From Colonel Richard Gridley
Boston May 13, 1776.
I receivd your Excellencys Orders of 20th April with the Copy of the request of the Comtee of Congress Inclos’d, and have agreeable thereto been to Cape Ann, & made a Critical Survey of the Same:1 The Plan that Accompanys this, is a Survey made by Mr Holland, which I Luckily met with, and have Examin’d in the Essential parts, & have added the Soundings & some Shoals which that plan had not, & have been as Correct as the time woud permit;2 I have also sent plans of the Several Forts Erected at Glocester, which you’l please to Observe by the red Letters referr’d to in the Plans; the Letter H which is at Mussel point & is a Height well adapted for a Fort of Six Battering Cannon, which will greatly annoy any Ships coming into the Harbour, as they must come near it to avoid a Shoal, & the Battery being on such an Eminence, it cannot be hurt from the Ships Tops, and the Fort being only an Oblong Square picketted, will be easily & gladly made by the Inhabitants, & can be easily reinforc’d, or retreat with Safety:3 In my opinion this Harbour is a place of Great Consequence to keep possession of—at present there is 250 men to Guard it, but they are dispers’d from Squam round the Cape to Glocester which is a Great Extent, & they cant Suddenly be collected together: They want Cannon Ammunition & men—Shoud there be an Alarm they cannot be assisted from any place nearer than Ipswich which is twelve Miles distance: They Inform me four hundred of their men are Inlisted into the Army, and very few remain fit for Service.

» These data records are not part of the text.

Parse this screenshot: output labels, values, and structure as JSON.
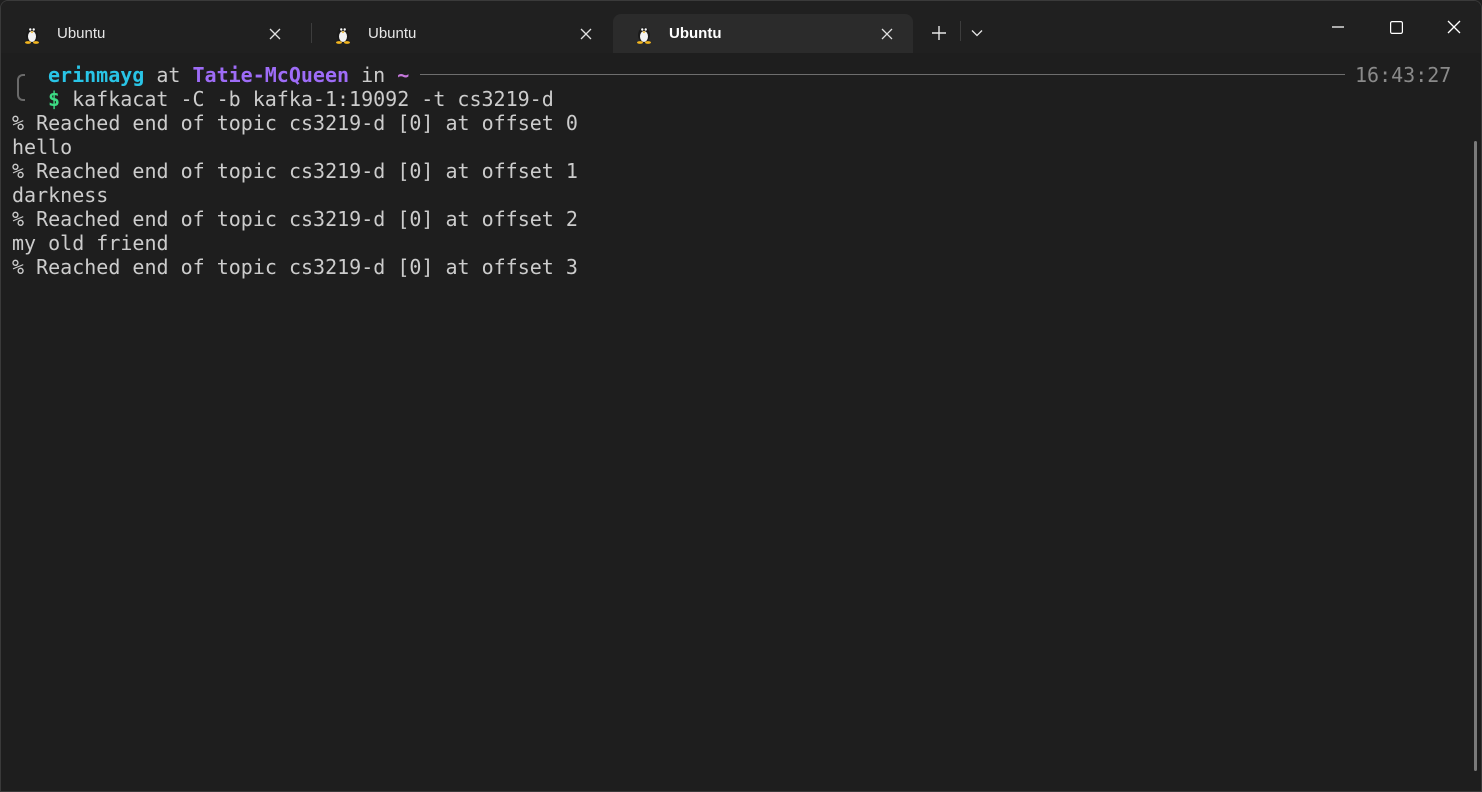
{
  "tabs": [
    {
      "label": "Ubuntu",
      "icon": "tux-icon",
      "active": false
    },
    {
      "label": "Ubuntu",
      "icon": "tux-icon",
      "active": false
    },
    {
      "label": "Ubuntu",
      "icon": "tux-icon",
      "active": true
    }
  ],
  "prompt": {
    "user": "erinmayg",
    "at": "at",
    "host": "Tatie-McQueen",
    "in": "in",
    "dir": "~",
    "time": "16:43:27",
    "dollar": "$",
    "command": "kafkacat -C -b kafka-1:19092 -t cs3219-d"
  },
  "output": [
    "% Reached end of topic cs3219-d [0] at offset 0",
    "hello",
    "% Reached end of topic cs3219-d [0] at offset 1",
    "darkness",
    "% Reached end of topic cs3219-d [0] at offset 2",
    "my old friend",
    "% Reached end of topic cs3219-d [0] at offset 3"
  ],
  "colors": {
    "user": "#29c4e6",
    "host": "#9e6cf7",
    "dir": "#c678dd",
    "dollar": "#3ddc84",
    "text": "#cccccc",
    "background": "#1e1e1e"
  }
}
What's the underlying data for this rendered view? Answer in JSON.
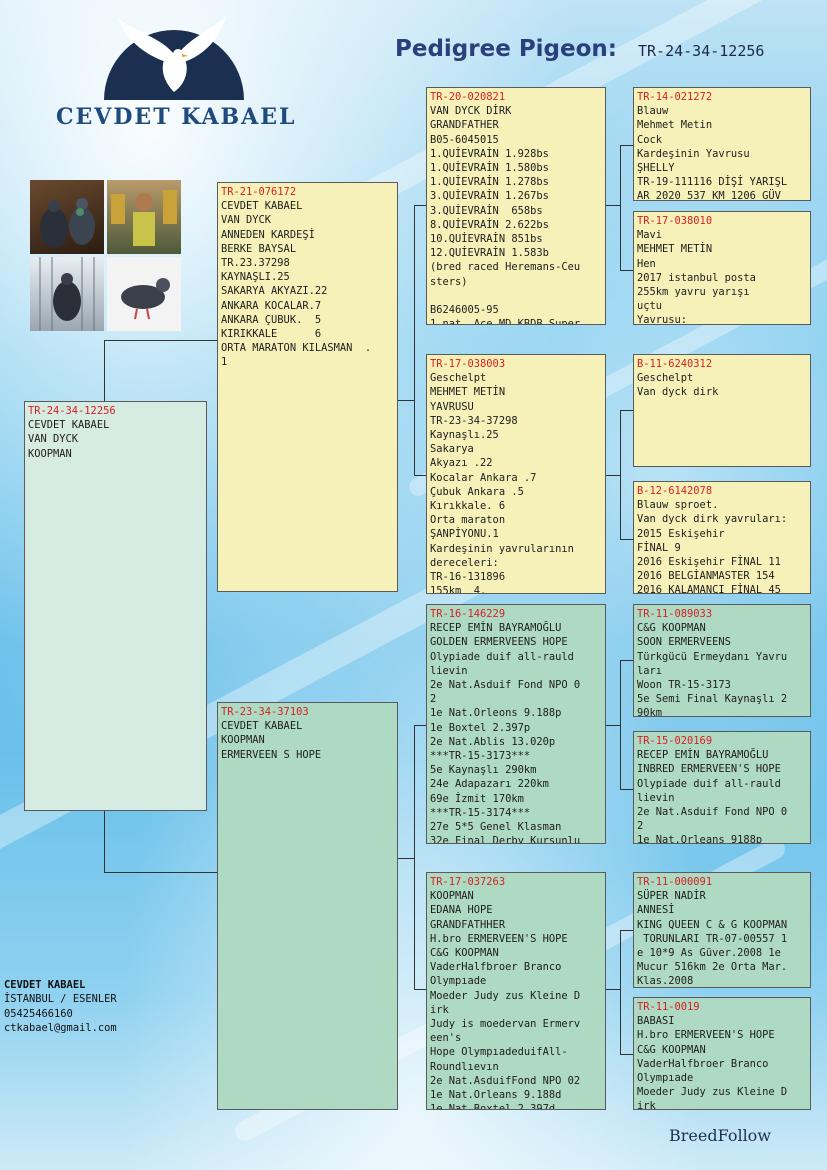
{
  "breeder_logo": {
    "name": "CEVDET KABAEL"
  },
  "header": {
    "title": "Pedigree Pigeon:",
    "ring_id": "TR-24-34-12256"
  },
  "photos": [
    "pigeon-pair-photo",
    "breeder-with-trophies-photo",
    "pigeon-in-loft-photo",
    "pigeon-portrait-photo"
  ],
  "subject": {
    "ring": "TR-24-34-12256",
    "text": "CEVDET KABAEL\nVAN DYCK\nKOOPMAN"
  },
  "sire": {
    "ring": "TR-21-076172",
    "text": "CEVDET KABAEL\nVAN DYCK\nANNEDEN KARDEŞİ\nBERKE BAYSAL\nTR.23.37298\nKAYNAŞLI.25\nSAKARYA AKYAZI.22\nANKARA KOCALAR.7\nANKARA ÇUBUK.  5\nKIRIKKALE      6\nORTA MARATON KILASMAN  .\n1"
  },
  "dam": {
    "ring": "TR-23-34-37103",
    "text": "CEVDET KABAEL\nKOOPMAN\nERMERVEEN S HOPE"
  },
  "sire_sire": {
    "ring": "TR-20-020821",
    "text": "VAN DYCK DİRK\nGRANDFATHER\nB05-6045015\n1.QUİEVRAİN 1.928bs\n1.QUİEVRAİN 1.580bs\n1.QUİEVRAİN 1.278bs\n3.QUİEVRAİN 1.267bs\n3.QUİEVRAİN  658bs\n8.QUİEVRAİN 2.622bs\n10.QUİEVRAİN 851bs\n12.QUİEVRAİN 1.583b\n(bred raced Heremans-Ceu\nsters)\n\nB6246005-95\n1 nat. Ace MD KBDB Super"
  },
  "sire_dam": {
    "ring": "TR-17-038003",
    "text": "Geschelpt\nMEHMET METİN\nYAVRUSU\nTR-23-34-37298\nKaynaşlı.25\nSakarya\nAkyazı .22\nKocalar Ankara .7\nÇubuk Ankara .5\nKırıkkale. 6\nOrta maraton\nŞANPİYONU.1\nKardeşinin yavrularının\ndereceleri:\nTR-16-131896\n155km  4."
  },
  "dam_sire": {
    "ring": "TR-16-146229",
    "text": "RECEP EMİN BAYRAMOĞLU\nGOLDEN ERMERVEENS HOPE\nOlypiade duif all-rauld\nlievin\n2e Nat.Asduif Fond NPO 0\n2\n1e Nat.Orleons 9.188p\n1e Boxtel 2.397p\n2e Nat.Ablis 13.020p\n***TR-15-3173***\n5e Kaynaşlı 290km\n24e Adapazarı 220km\n69e İzmit 170km\n***TR-15-3174***\n27e 5*5 Genel Klasman\n32e Final Derby Kurşunlu"
  },
  "dam_dam": {
    "ring": "TR-17-037263",
    "text": "KOOPMAN\nEDANA HOPE\nGRANDFATHHER\nH.bro ERMERVEEN'S HOPE\nC&G KOOPMAN\nVaderHalfbroer Branco\nOlympıade\nMoeder Judy zus Kleine D\nirk\nJudy is moedervan Ermerv\neen's\nHope OlympıadeduifAll-\nRoundlıevın\n2e Nat.AsduifFond NPO 02\n1e Nat.Orleans 9.188d\n1e Nat.Boxtel 2.397d"
  },
  "ss_sire": {
    "ring": "TR-14-021272",
    "text": "Blauw\nMehmet Metin\nCock\nKardeşinin Yavrusu\nŞHELLY\nTR-19-111116 DİŞİ YARIŞL\nAR 2020 537 KM 1206 GÜV"
  },
  "ss_dam": {
    "ring": "TR-17-038010",
    "text": "Mavi\nMEHMET METİN\nHen\n2017 istanbul posta\n255km yavru yarışı\nuçtu\nYavrusu:"
  },
  "sd_sire": {
    "ring": "B-11-6240312",
    "text": "Geschelpt\nVan dyck dirk"
  },
  "sd_dam": {
    "ring": "B-12-6142078",
    "text": "Blauw sproet.\nVan dyck dirk yavruları:\n2015 Eskişehir\nFİNAL 9\n2016 Eskişehir FİNAL 11\n2016 BELGİANMASTER 154\n2016 KALAMANCI FİNAL 45"
  },
  "ds_sire": {
    "ring": "TR-11-089033",
    "text": "C&G KOOPMAN\nSOON ERMERVEENS\nTürkgücü Ermeydanı Yavru\nları\nWoon TR-15-3173\n5e Semi Final Kaynaşlı 2\n90km"
  },
  "ds_dam": {
    "ring": "TR-15-020169",
    "text": "RECEP EMİN BAYRAMOĞLU\nINBRED ERMERVEEN'S HOPE\nOlypiade duif all-rauld\nlievin\n2e Nat.Asduif Fond NPO 0\n2\n1e Nat.Orleans 9188p"
  },
  "dd_sire": {
    "ring": "TR-11-000091",
    "text": "SÜPER NADİR\nANNESİ\nKING QUEEN C & G KOOPMAN\n TORUNLARI TR-07-00557 1\ne 10*9 As Güver.2008 1e\nMucur 516km 2e Orta Mar.\nKlas.2008"
  },
  "dd_dam": {
    "ring": "TR-11-0019",
    "text": "BABASI\nH.bro ERMERVEEN'S HOPE\nC&G KOOPMAN\nVaderHalfbroer Branco\nOlympıade\nMoeder Judy zus Kleine D\nirk"
  },
  "contact": {
    "name": "CEVDET KABAEL",
    "location": "İSTANBUL / ESENLER",
    "phone": "05425466160",
    "email": "ctkabael@gmail.com"
  },
  "footer": {
    "brand": "BreedFollow"
  }
}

Manchester Eight miles on this side Glocester is without any men or Fort, a Company of men & a Small ridout (with three or four Cannon) made there at small Expence woud be the Safety of that place, which place being cutt off, woud greatly hinder the Communication with Cape Ann; as from that place to Beverly, there is Water enough for the whole navy of England to Anchor there: I have mentiond to several members of the Court here, the necessity (in my Opinion) of their furnishing Glocester with Cannon & men, as a Fleet is daily expected, and may do mischief before the Congress can have time to Act their pleasure from this representation—Fort Hill & Dorchester point Forts, Charles Town Fort & the Fort on Noddles Island are now in a posture of Defence, with platforms Laid, & Cannon Mounted on them, except Noddles Island which will soon be done; Three Cannon are Mounted on the Works at Castle William, & as soon as an Embrazure & platform can be finish’d, a Cannon will be mounted; We shall be most Backward in the Laboratory way, which I shall not be backward in hastning with all my Influence. At Glocester I recd Your Excellencys Letter of 28 April, which Surpriz’d me at first, but when I consider’d the Fears of the people in General in this Town, their Ignorance of military Works, their aptness to prate of things they don’t understand, & in many of them a Malignant, Deceitfull disposition my surprise ceas’d: I know I have Exerted every nerve to the utmost in my power to forward the Works; the Soldiers have Complaind their Duty has been more Severe since the possession of Boston than before, for the whole were every day on Duty of Fatigue or Guard: I have press’d the members of the Court & the Inhabitants of this Town to lend their Assistance, & after some Consideration, have Effected their Aid: It is my strongest Inclination to forward every thing for the good of the Country Maugre the Insinuation of Detractors—I woud have sent Plans of the Forts here, but have not time at Present, as I must set forward this day for New London & am with Great Regards Your Excellencys Most Obedt Servt
ALS, DNA:PCC, item 78.
1. GW’s orders and the request of the Continental Congress committee on fortifying ports for a plan of the harbor at Cape Anne were forwarded to Gridley by Robert Hanson Harrison on 20 April (DLC:GW; see also GW to the committee, 22 April 1776).
2. Samuel Holland’s “Plan of the Harbour And Peninsula of Cape Ann in North America drawn from a Survey” is in the map division of the Library of Congress.
3. The plans of the Gloucester forts have not been identified.